"We actually see the expression of this (existential) threat, which is a global threat, but we see it locally. Here in Phoenix, we see wildfires, we have drought...we have record heat, record death related to heat. So, more frequently we see fallout of this global crisis play out in our backyard."

Across the interview with Ted Simmons, Schlosser addresses the ideas of decarbonization, the opportunity of job growth and trillion-dollar industries and the real impact of the Paris Accords and the meaning behind the Unied States re-entering the accords via a recent executive order.

"I hope that by seeing more and experiencing more - more people are getting closer to the crisis - I hope this will wake them up and make them willing to take on different choices, different from what got us into this crisis."

View the fulll interview at KAET PBS.

ESSA: a new graduate training initiative solving global challenges from the bottom-up

February 12, 2021

“How do we expand our reach not just to other disciplines but also to non-scientists to make it easier to work with stakeholders and those who make policy decisions?”

That was the question put forth by Sarah Bearman, second-year PhD student in the School of Earth and Space Exploration questions during the first reading group meeting of Earth System Science for the Anthropocene, or ESSA. ESSA is a growing network of graduate students, faculty members and practitioners addressing global challenges through a new lens. The developing ESSA initiative at ASU, directed by Nancy Grimm (School of Life Sciences) and Abigail York (School of Human Evolution and Social Change), aims to re-think how we approach graduate training in the Anthropocene.

“Students need a new path to help them prepare for careers and multi-disciplinary research outside of academia,” says Grimm, Regents Professor at ASU. Grimm and York state that the formation of the ESSA network was driven by the need to invoke a new science and graduate training. Starting in Spring 2021, graduate students from different research programs and interests virtually join together to discuss articles about the future of science focusing on five key ideas: collaboration, team science, communication, solutions-driven research and framing transdisciplinary scholarship to explicitly center justice, equity, diversity and inclusion.

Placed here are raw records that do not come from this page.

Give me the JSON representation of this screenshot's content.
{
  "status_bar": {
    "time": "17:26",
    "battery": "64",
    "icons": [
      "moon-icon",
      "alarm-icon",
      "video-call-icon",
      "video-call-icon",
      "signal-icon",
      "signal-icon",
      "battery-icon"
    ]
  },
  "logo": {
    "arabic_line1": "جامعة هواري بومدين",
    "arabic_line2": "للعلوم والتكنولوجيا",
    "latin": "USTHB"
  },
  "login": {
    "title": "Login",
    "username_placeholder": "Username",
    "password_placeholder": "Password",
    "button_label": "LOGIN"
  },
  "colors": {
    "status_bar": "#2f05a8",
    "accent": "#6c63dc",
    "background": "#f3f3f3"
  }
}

The ESSA reading group also brings together students from diverse disciplinary backgrounds to open up new doors for collaboration and discussion. An engineering PhD student, Iranvaloo, describes the way scientists can engage in different types of knowledge and methodologies, “...there are a lot of tools and approaches in the engineering and the computer vision realm that can aid in how we approach our experimental problems.”

“We need to make spaces that define what mentoring relationships mean to students and their success,” Grimm says, reflecting on her position as a long-time faculty member and graduate student mentor. “It’s telling to find that there are no pre-existing faculty mentoring trainings at ASU or even other universities...if we want to train students then we must also ask faculty to be held to the same standard”. Grimm and York are working to build a community of students and faculty who embody these same principles in ESSA.

If you’re a graduate student, faculty member or practitioner, you can join the ESSA scholars community by contacting essa@asu.edu or follow @ESSA_ASU on Twitter for reading group and networking announcements.